We also found some home work in the box making trade, but comparatively little, so I will not stop to mention that.
Two other points as to the conditions of these people: How about their earnings with regard to their marital conditions and with regard to their nativity? In other words do foreigners earn more or less than natives, and do married people earn more or less than single persons. I shall now speak of earnings — median weekly earnings.
By Mr. ELKUS:
Q. Before you take that up will you at some time bring before the Commission what facts you have with reference to the number of people who live at home, that is girls who live at home? A. I have that coming.
Q. Go right ahead ? A. As to earnings and nativity: Immigrants, especially those who do not speak English, as has already been stated, tend to fall into the less skilled trades, and in general receive low rates of wages. This is well marked in the confectionery and shirt industries, where, for example, the native men usually earn eleven dollars, the foreign men will earn ten dollars. However, this is marked in the case of the stores, where the immigrants are generally English speaking people. There, on the other hand, because of their greater age, the foreigners earn slightly more than the natives.
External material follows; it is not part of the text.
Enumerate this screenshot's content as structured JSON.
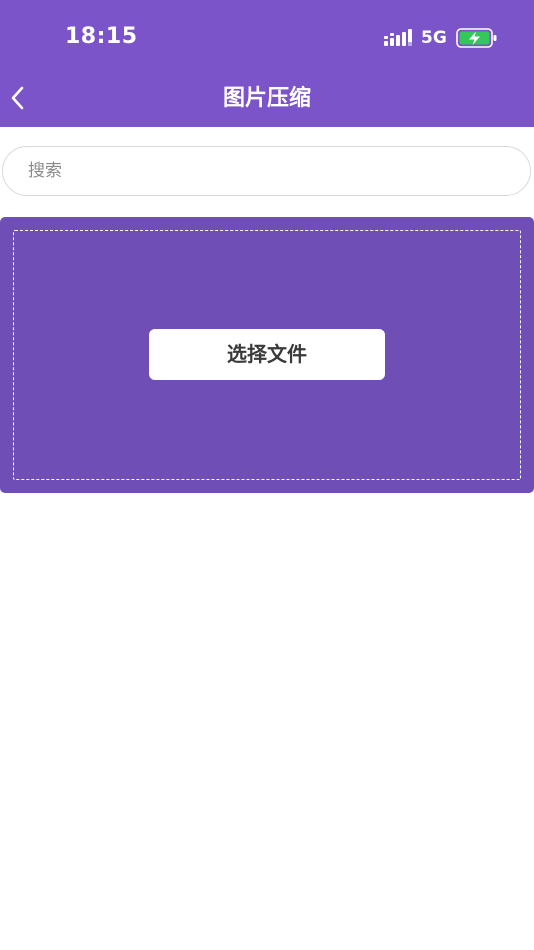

Now as to home relations and marital condition, let me in an equally brief way summarize. Married persons do, fortunately, earn more than single persons. This is due in the main to the fact that they are older and are usually more experienced. Whereas single men ordinarily earn from eight to eleven dollars a week, a married man in these lines will ordinarily earn from twelve to sixteen dollars a week. A single woman will ordinarily earn from six to seven dollars and a married woman may earn from six to eight dollars. Of coitrse this varies in the different trades. The married men in the confectionery trade did not earn in the week in question an average of twelve dollars. Married women in this